Look through the listing below, and wherever a line has the string "People", copy it.

Supplied material Block Start

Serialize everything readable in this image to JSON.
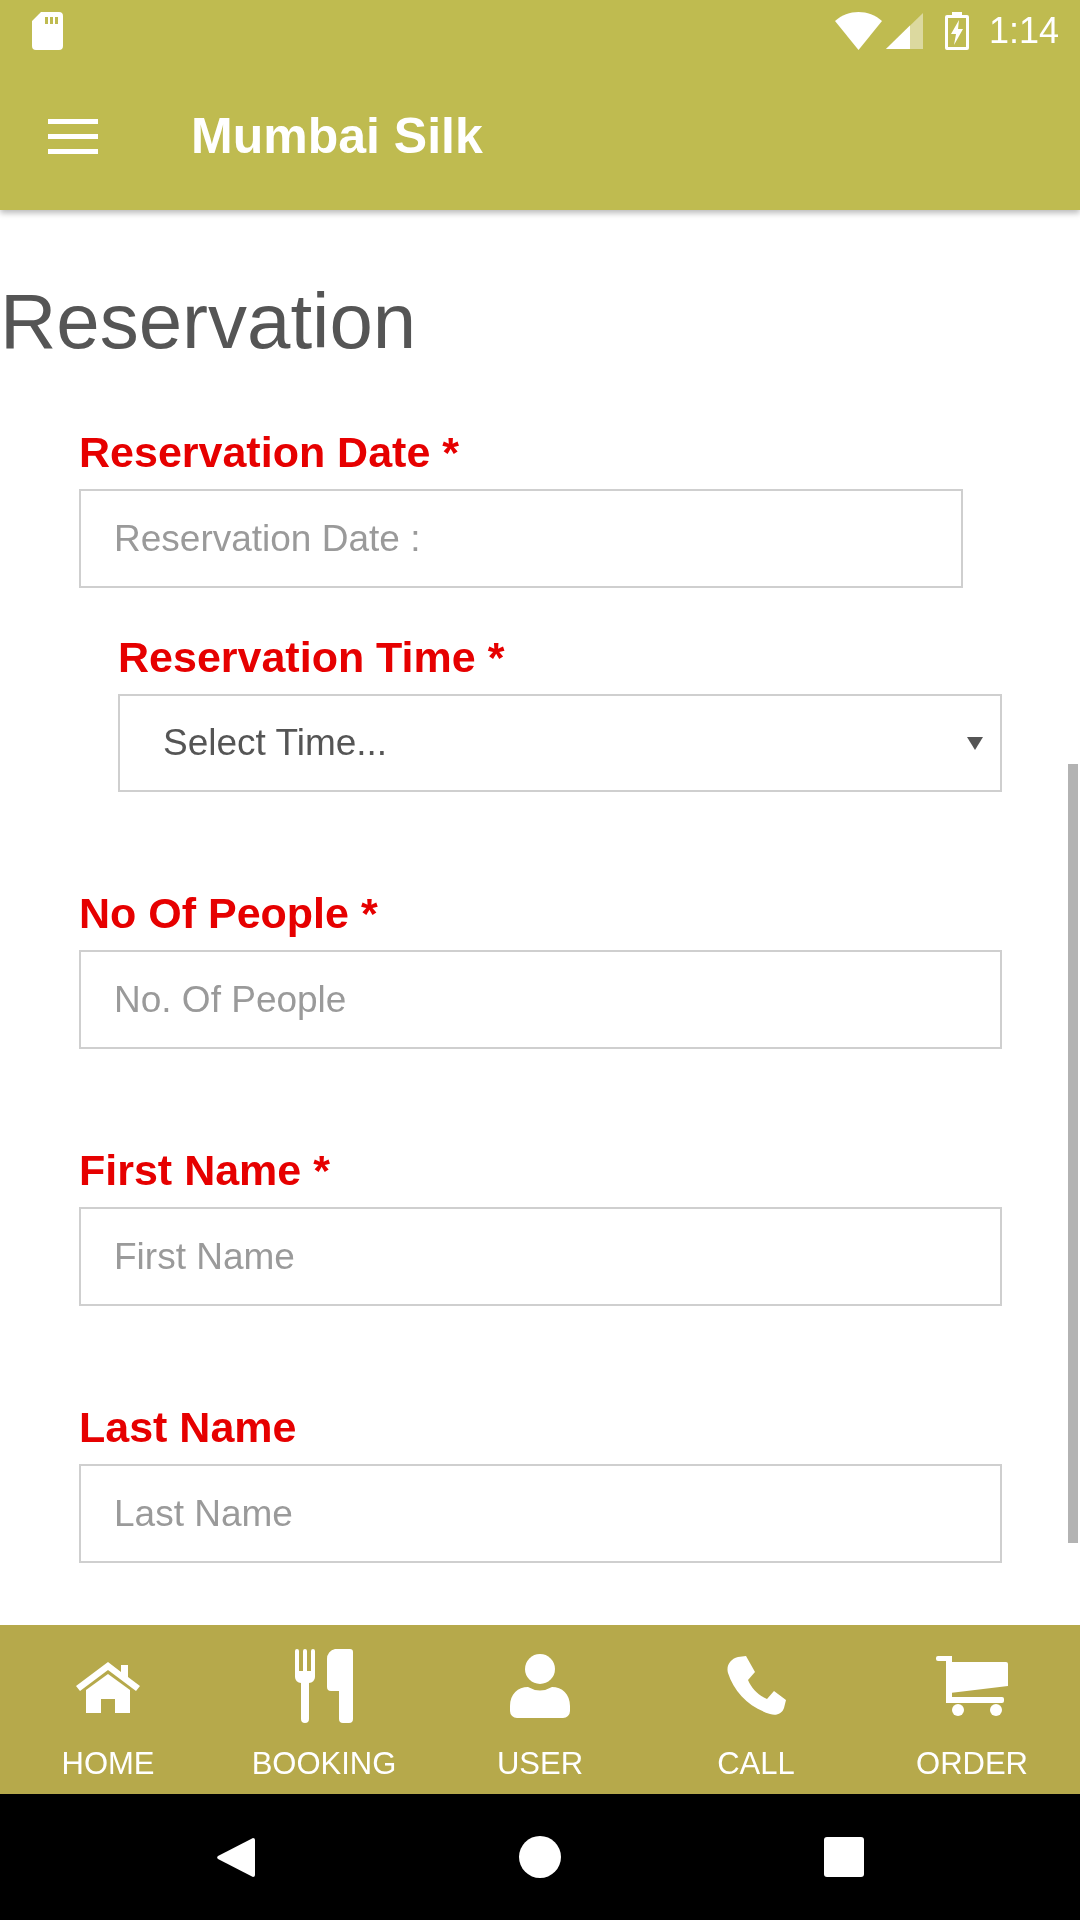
{
  "status_bar": {
    "time": "1:14"
  },
  "app_bar": {
    "title": "Mumbai Silk"
  },
  "page": {
    "heading": "Reservation"
  },
  "form": {
    "fields": [
      {
        "kind": "date",
        "label": "Reservation Date *",
        "placeholder": "Reservation Date :"
      },
      {
        "kind": "select",
        "label": "Reservation Time *",
        "value": "Select Time..."
      },
      {
        "kind": "text",
        "label": "No Of People *",
        "placeholder": "No. Of People"
      },
      {
        "kind": "text",
        "label": "First Name *",
        "placeholder": "First Name"
      },
      {
        "kind": "text",
        "label": "Last Name",
        "placeholder": "Last Name"
      }
    ]
  },
  "bottom_nav": {
    "items": [
      {
        "label": "HOME"
      },
      {
        "label": "BOOKING"
      },
      {
        "label": "USER"
      },
      {
        "label": "CALL"
      },
      {
        "label": "ORDER"
      }
    ]
  }
}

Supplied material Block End

**Response below**
        "label": "No Of People *",
        "placeholder": "No. Of People"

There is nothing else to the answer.